"It's a safe place for them to come and feel comfortable," said Katie Wood, family literacy coordinator. She works with mostly mothers and children. They talk about health resources, expectations for students in American schools and the differences between gender roles in the United States and in their home country.
Matthew Onega teaches vocational English as a second language through the Pittsburgh Literacy Council.
On a recent morning in Mr. Onega's class, six men and five women, all from Bhutan, studied the rudimentary English and cultural skills they need to get a job, starting with numbers and the alphabet, then learning how to say their address, turn on a computer, and type and send e-mails.
Refugees are able to work as soon as they arrive in the United States. At the literacy center Downtown, students can take Mr. Onega's daily class for up to a year while they look for jobs. So far, 70 percent of students who take the class find employment before the year is up, he said.
Even with resettlement services, English classes and financial aid, finding employment and becoming self-sufficient can be extremely difficult for refugees, Khadra Mohammed said.
She founded the Pittsburgh Refugee Center in 2003 as a way to help refugees achieve self-sufficiency after Catholic Charities and the Jewish Family & Children's Services provide initial services.
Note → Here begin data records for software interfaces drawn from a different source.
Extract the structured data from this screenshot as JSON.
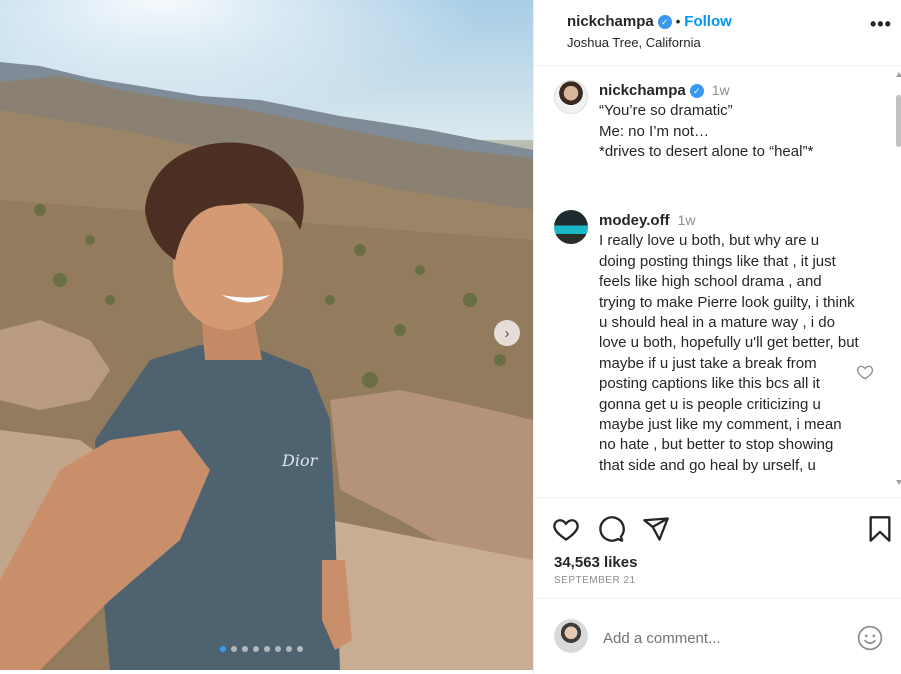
{
  "post": {
    "username": "nickchampa",
    "follow_label": "Follow",
    "location": "Joshua Tree, California",
    "more_label": "•••",
    "carousel": {
      "slide_count": 8,
      "active_index": 0
    }
  },
  "caption": {
    "username": "nickchampa",
    "time": "1w",
    "text": "“You’re so dramatic”\nMe: no I’m not…\n*drives to desert alone to “heal”*"
  },
  "comments": [
    {
      "username": "modey.off",
      "time": "1w",
      "text": "I really love u both, but why are u doing posting things like that , it just feels like high school drama , and trying to make Pierre look guilty, i think u should heal in a mature way , i do love u both, hopefully u'll get better, but maybe if u just take a break from posting captions like this bcs all it gonna get u is people criticizing u maybe just like my comment, i mean no hate , but better to stop showing that side and go heal by urself, u"
    }
  ],
  "engagement": {
    "likes": "34,563 likes",
    "date": "SEPTEMBER 21"
  },
  "add_comment": {
    "placeholder": "Add a comment..."
  },
  "icons": {
    "verified": "verified-badge-icon",
    "like": "heart-icon",
    "comment": "comment-bubble-icon",
    "share": "paper-plane-icon",
    "save": "bookmark-icon",
    "emoji": "emoji-smiley-icon",
    "next": "chevron-right-icon"
  },
  "colors": {
    "accent": "#0095f6",
    "verified": "#3897f0",
    "text": "#262626",
    "muted": "#8e8e8e"
  }
}
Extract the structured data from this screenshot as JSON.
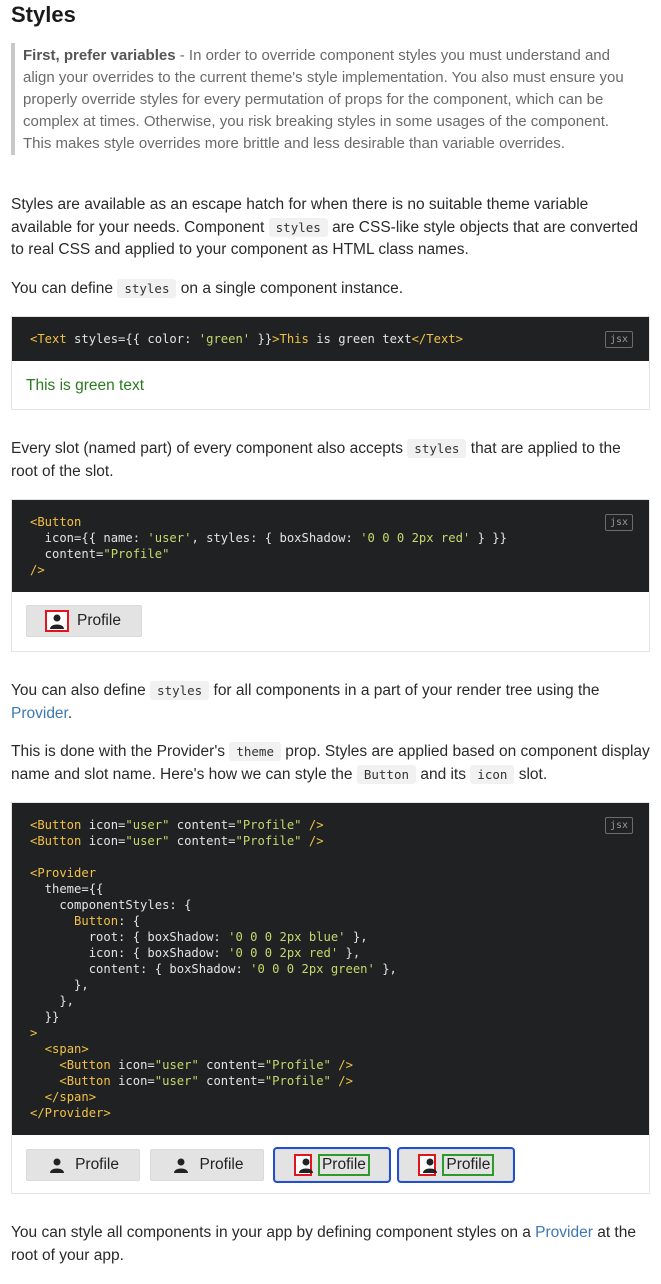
{
  "heading": "Styles",
  "callout": {
    "bold": "First, prefer variables",
    "text": " - In order to override component styles you must understand and align your overrides to the current theme's style implementation. You also must ensure you properly override styles for every permutation of props for the component, which can be complex at times. Otherwise, you risk breaking styles in some usages of the component. This makes style overrides more brittle and less desirable than variable overrides."
  },
  "para1": {
    "a": "Styles are available as an escape hatch for when there is no suitable theme variable available for your needs. Component ",
    "code": "styles",
    "b": " are CSS-like style objects that are converted to real CSS and applied to your component as HTML class names."
  },
  "para2": {
    "a": "You can define ",
    "code": "styles",
    "b": " on a single component instance."
  },
  "example1": {
    "lang": "jsx",
    "preview_text": "This is green text"
  },
  "para3": {
    "a": "Every slot (named part) of every component also accepts ",
    "code": "styles",
    "b": " that are applied to the root of the slot."
  },
  "example2": {
    "lang": "jsx",
    "button_label": "Profile"
  },
  "para4": {
    "a": "You can also define ",
    "code": "styles",
    "b": " for all components in a part of your render tree using the ",
    "link": "Provider",
    "c": "."
  },
  "para5": {
    "a": "This is done with the Provider's ",
    "code1": "theme",
    "b": " prop. Styles are applied based on component display name and slot name. Here's how we can style the ",
    "code2": "Button",
    "c": " and its ",
    "code3": "icon",
    "d": " slot."
  },
  "example3": {
    "lang": "jsx",
    "buttons": [
      "Profile",
      "Profile",
      "Profile",
      "Profile"
    ]
  },
  "para6": {
    "a": "You can style all components in your app by defining component styles on a ",
    "link": "Provider",
    "b": " at the root of your app."
  },
  "colors": {
    "accent_link": "#3c78b4",
    "code_bg": "#1f2122",
    "green": "#2a7a1e",
    "red": "#e0161c",
    "blue": "#2050d0"
  },
  "icons": {
    "button_icon": "user-icon"
  }
}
She currently has more than 250 clients.
Pittsburgh, with its distinct neighborhoods and suburbs, is a difficult city for immigrants and refugees to assimilate into, said Ms. Mohammed, who is an immigrant from Somalia.
She said it is important for "new blood" to come into Pittsburgh, and she hopes to see evidence of diversity here, such as more restaurants and stores started by immigrants and refugees.
"It is that population, that any time you have new generations, it's really what makes America, America," she said. "They are bringing with them not only their ambitions, but the drive to want to work hard, the dream."
One of the center's focuses is to encourage refugee high school students to pursue a college education.
Mr. Rai must take two buses each way to get to his job in a commercial laundry on Pittsburgh's North Side, where he earns enough to pay rent on the Whitehall apartment where he, his wife and their two children live.
The two-bedroom apartment is small, but it is much larger than the bamboo hut he shared with his extended family in the refugee camp in Nepal. When they first arrived, the Rais needed help learning how to use the shower and the stove. Now they have a television, a laptop with Internet access and a cell phone.
Their English is still elementary, but they are working on it and have taken classes. Ashmita, their daughter, goes to kindergarten at Paynter Elementary in the Baldwin-Whitehall School District. She can count to 10 and knows her ABCs. College is far in the future but, her parents said, it is a possibility for her.
Ms. Rai picks up her daughter at the bus stop near their apartment each day after school. Their nearly 2-year-old son, Ayush, likes to play with his parents' cell phone.
At the Thanksgiving celebration last week, the family's first, they watched Bhutanese dancers, a Karen choir from Burma and Burundi singers and dancers.
Their relative, Sancha Rai, another Bhutanese refugee who arrived in Pittsburgh via Scranton, said the extended family members plan to have their own Thanksgiving dinner on Thanksgiving Day with the traditional American courses.
Also on the table, he said, will be traditional Bhutanese food.
First Published November 24, 2010 12:00 am